◆ THE TASK ◆
Each line in the entries below that holds the word "name" belongs in the answer.

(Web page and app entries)
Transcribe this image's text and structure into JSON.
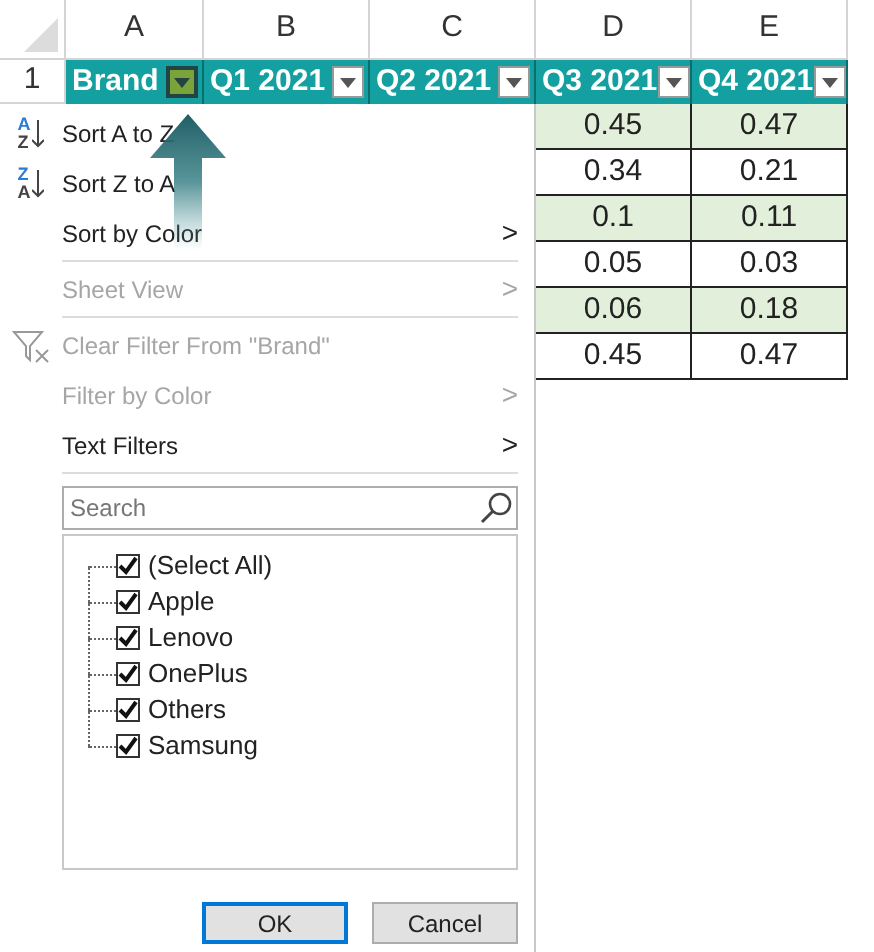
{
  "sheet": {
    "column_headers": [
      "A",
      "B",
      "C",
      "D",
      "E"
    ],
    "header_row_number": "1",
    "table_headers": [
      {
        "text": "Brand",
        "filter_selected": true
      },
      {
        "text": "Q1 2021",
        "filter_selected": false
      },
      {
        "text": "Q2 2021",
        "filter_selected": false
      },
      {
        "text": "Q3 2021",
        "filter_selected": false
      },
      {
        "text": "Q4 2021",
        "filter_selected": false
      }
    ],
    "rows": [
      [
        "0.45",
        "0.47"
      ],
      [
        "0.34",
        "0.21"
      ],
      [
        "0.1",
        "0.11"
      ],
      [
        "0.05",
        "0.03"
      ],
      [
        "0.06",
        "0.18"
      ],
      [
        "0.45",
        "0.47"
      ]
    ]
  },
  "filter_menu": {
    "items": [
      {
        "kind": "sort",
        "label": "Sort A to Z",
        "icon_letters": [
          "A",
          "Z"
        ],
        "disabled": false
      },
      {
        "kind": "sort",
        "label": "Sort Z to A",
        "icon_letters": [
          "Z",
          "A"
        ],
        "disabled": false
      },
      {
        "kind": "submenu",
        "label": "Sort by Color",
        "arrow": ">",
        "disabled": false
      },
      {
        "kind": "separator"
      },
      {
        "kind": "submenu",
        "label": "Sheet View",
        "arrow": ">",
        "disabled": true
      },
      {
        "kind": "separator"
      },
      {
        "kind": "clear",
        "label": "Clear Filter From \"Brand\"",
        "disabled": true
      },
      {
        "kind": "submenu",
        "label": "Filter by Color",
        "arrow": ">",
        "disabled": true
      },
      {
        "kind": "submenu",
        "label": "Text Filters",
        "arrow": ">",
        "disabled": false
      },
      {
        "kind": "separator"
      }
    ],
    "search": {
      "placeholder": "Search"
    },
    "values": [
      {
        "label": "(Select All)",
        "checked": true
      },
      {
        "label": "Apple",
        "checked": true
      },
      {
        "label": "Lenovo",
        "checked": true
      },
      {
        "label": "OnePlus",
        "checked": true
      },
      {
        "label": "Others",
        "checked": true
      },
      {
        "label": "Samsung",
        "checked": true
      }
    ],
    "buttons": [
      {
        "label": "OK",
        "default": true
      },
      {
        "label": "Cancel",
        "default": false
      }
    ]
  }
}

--

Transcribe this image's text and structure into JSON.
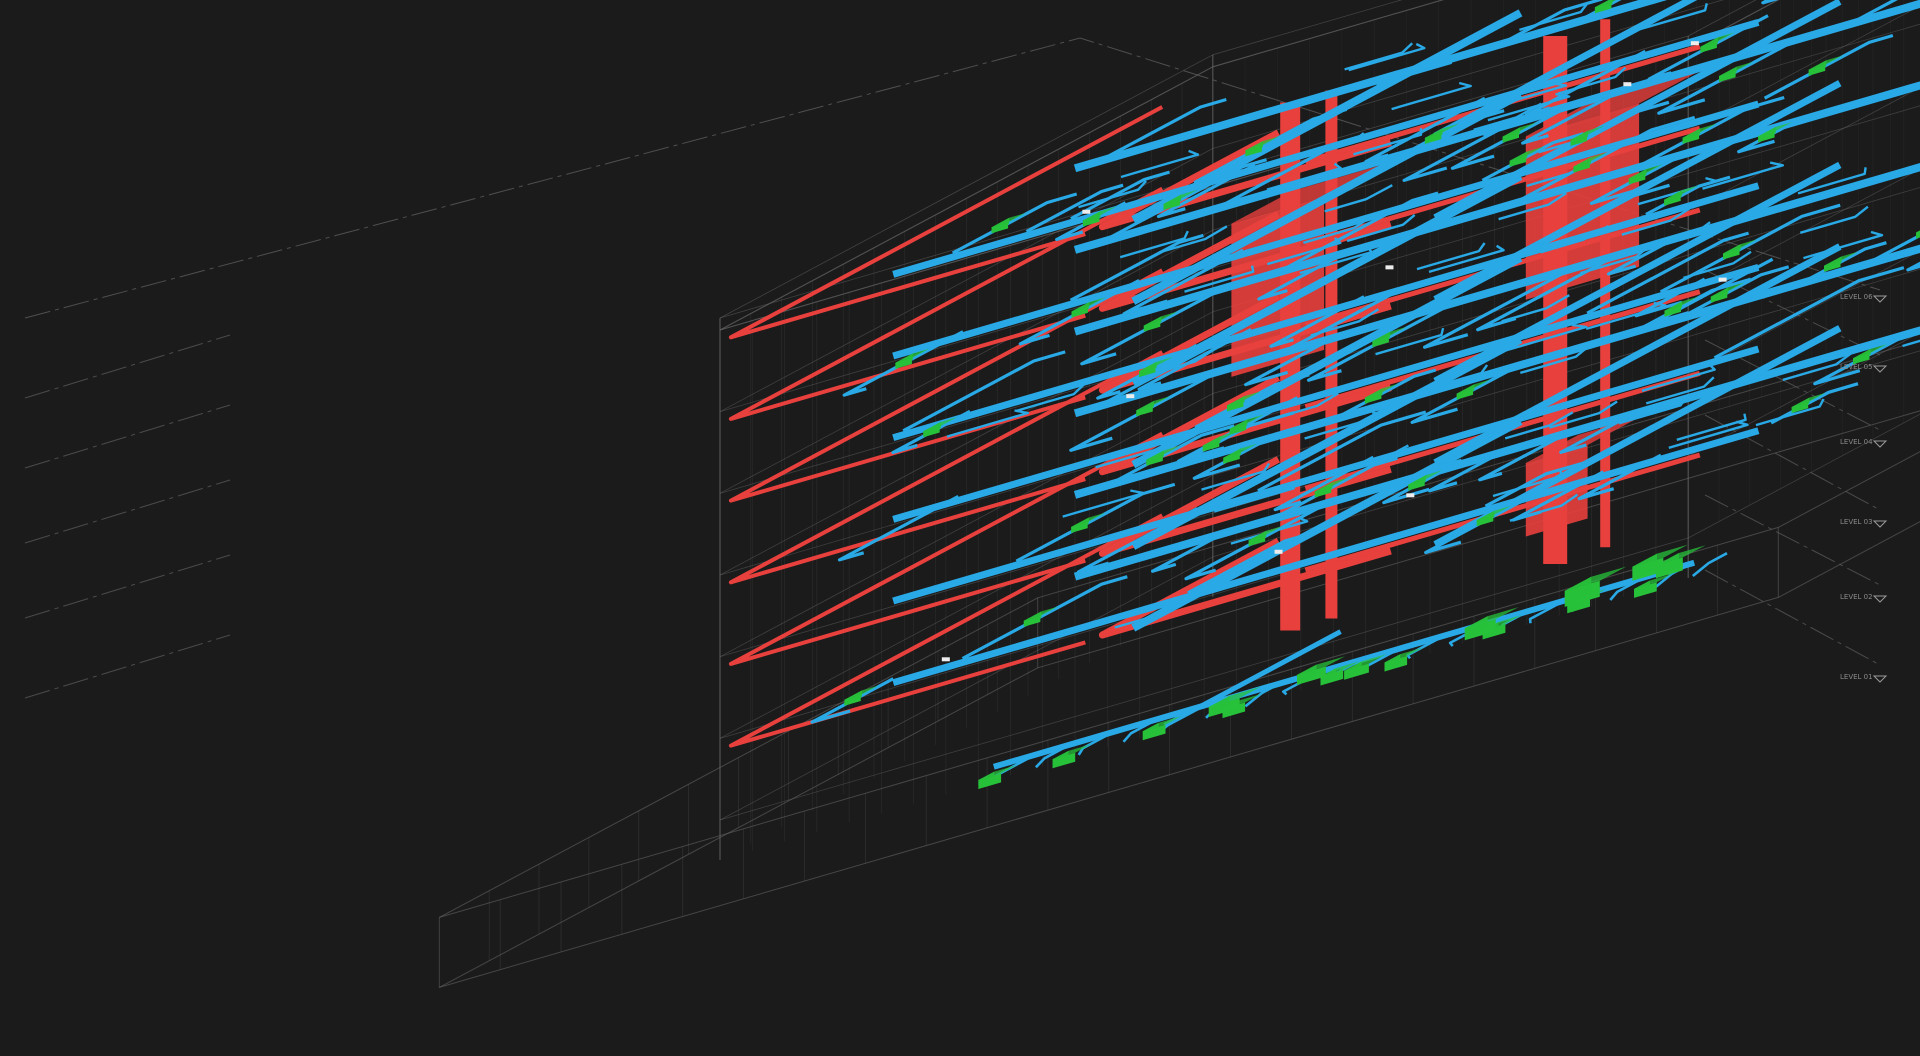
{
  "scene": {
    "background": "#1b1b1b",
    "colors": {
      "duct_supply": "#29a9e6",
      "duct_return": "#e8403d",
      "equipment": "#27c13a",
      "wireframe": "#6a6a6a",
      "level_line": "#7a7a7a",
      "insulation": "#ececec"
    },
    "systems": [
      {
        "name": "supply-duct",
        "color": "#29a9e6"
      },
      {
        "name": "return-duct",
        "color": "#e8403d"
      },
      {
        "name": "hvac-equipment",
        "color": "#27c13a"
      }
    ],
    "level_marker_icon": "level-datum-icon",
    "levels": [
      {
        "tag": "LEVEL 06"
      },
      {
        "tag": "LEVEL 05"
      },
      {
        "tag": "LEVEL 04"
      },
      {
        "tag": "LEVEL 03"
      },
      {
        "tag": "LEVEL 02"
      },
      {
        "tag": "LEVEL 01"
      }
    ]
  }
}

◆ EXERCISE RESULT ◆
        "name": "supply-duct",
        "name": "return-duct",
        "name": "hvac-equipment",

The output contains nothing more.